SLOW TRAIN FROM GARMISCH
A long car, grey with dust, raced down the main street of Garmisch. People on bicycles rode into the kerb and pedestrians jumped back against the house-fronts for safety; and everyone stared with anger.
The girl in the car sat slumped down on the seat; the pedestrians and bicyclists could only see her hair blowing back like a ragged yellow flag.
The boy, driving, wore dark glasses, a sunburn, a polo shirt and a set expression about the mouth. They passed the painted houses and the genuine Bavarian knick-knack shops, and the car swerved to the right at the end of the town, with a column of dust rising straight behind it. At the station, the boy pulled his brakes and the car stopped, skidding a little, with a sharp, screaming noise. He was out first, running before her to where the slow train for Munich waited. He swung her suit-case to a rack in the third-class carriage, and turned to her. ‘Good-bye,’ he said.

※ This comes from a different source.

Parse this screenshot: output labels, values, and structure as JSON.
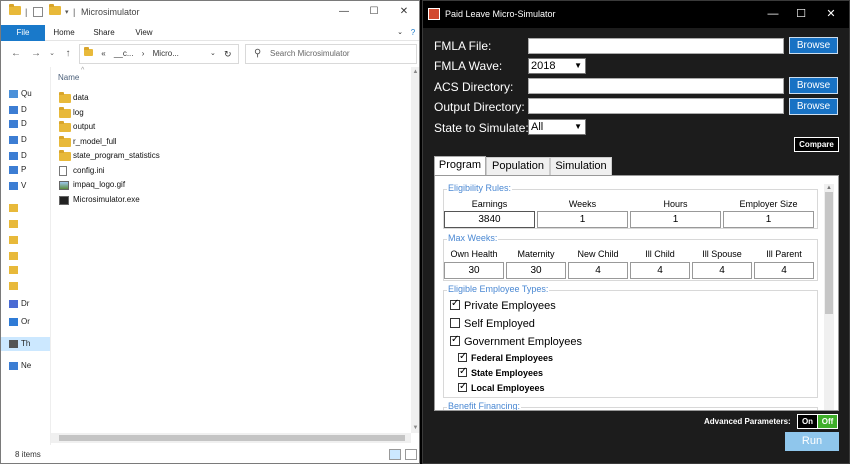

She looked at him and tried to say something. No one in the train spoke. Sun glared on the clean yellow wood benches. ‘Good-bye,’ he said, again.

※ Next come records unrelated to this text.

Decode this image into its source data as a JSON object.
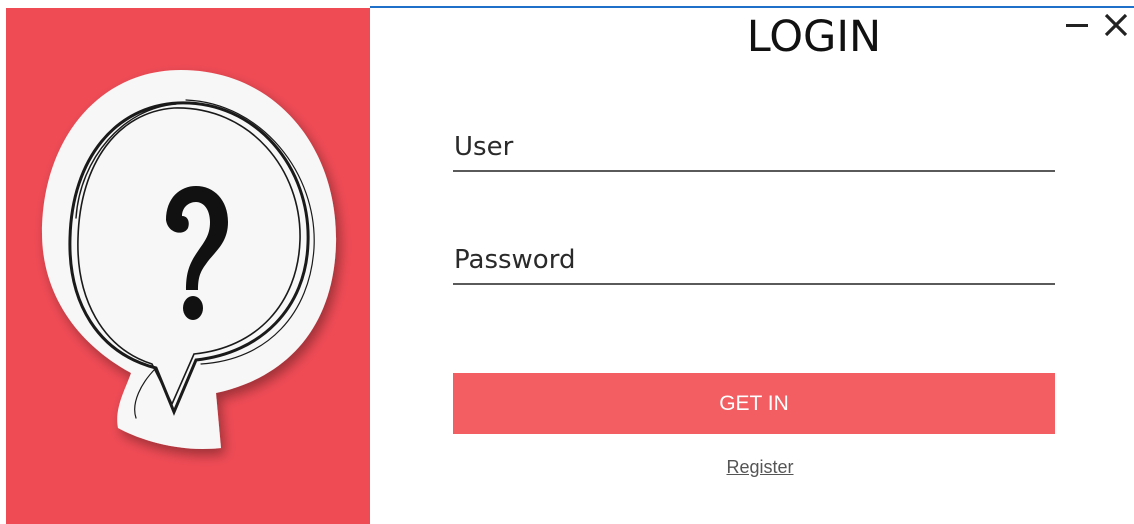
{
  "window": {
    "title": "LOGIN",
    "controls": {
      "minimize_icon": "minimize-icon",
      "close_icon": "close-icon"
    }
  },
  "illustration": {
    "icon": "question-speech-bubble",
    "glyph": "?",
    "background_color": "#ef4b55"
  },
  "form": {
    "user": {
      "placeholder": "User",
      "value": ""
    },
    "password": {
      "placeholder": "Password",
      "value": ""
    },
    "submit_label": "GET IN",
    "register_label": "Register"
  },
  "colors": {
    "accent": "#f25e62",
    "title_text": "#111111",
    "field_underline": "#5a5a5a",
    "window_border": "#1f70c8"
  }
}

She closed her eyes so quickly that he wondered later whether she had really done that. He held her arms gently and kissed her on both cheeks. For a moment she leaned against him, and then she stood back as if she had remembered something, and watched him. Something might still happen, something she was waiting for.

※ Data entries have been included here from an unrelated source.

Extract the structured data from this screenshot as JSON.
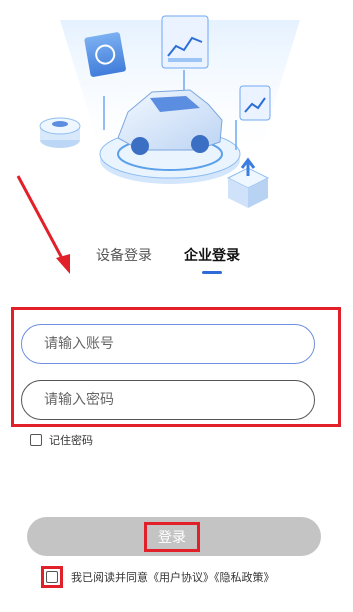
{
  "tabs": {
    "device_label": "设备登录",
    "enterprise_label": "企业登录"
  },
  "form": {
    "account_placeholder": "请输入账号",
    "password_placeholder": "请输入密码",
    "remember_label": "记住密码"
  },
  "login": {
    "button_label": "登录"
  },
  "agreement": {
    "prefix": "我已阅读并同意",
    "user_agreement": "《用户协议》",
    "privacy_policy": "《隐私政策》"
  },
  "colors": {
    "accent": "#2f6bd8",
    "annotation_red": "#e2202a",
    "button_disabled": "#c4c4c4"
  }
}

The conductor came to close the doors, and the boy jumped from the train and stood on the quai. He waved to her. The train was moving and she ran to a window to see if – though there was no time, now – he would make some sign, whatever sign she needed or wanted. He waved again. She smiled at him, as a child would which has hurt itself, and for one dazed moment is trying to be brave. She turned from the window and crossed the aisle to her own seat, put her hand over her eyes, leaned her head against the window-pane, and wept.
From the archives: Louis Vuitton illustration, 1927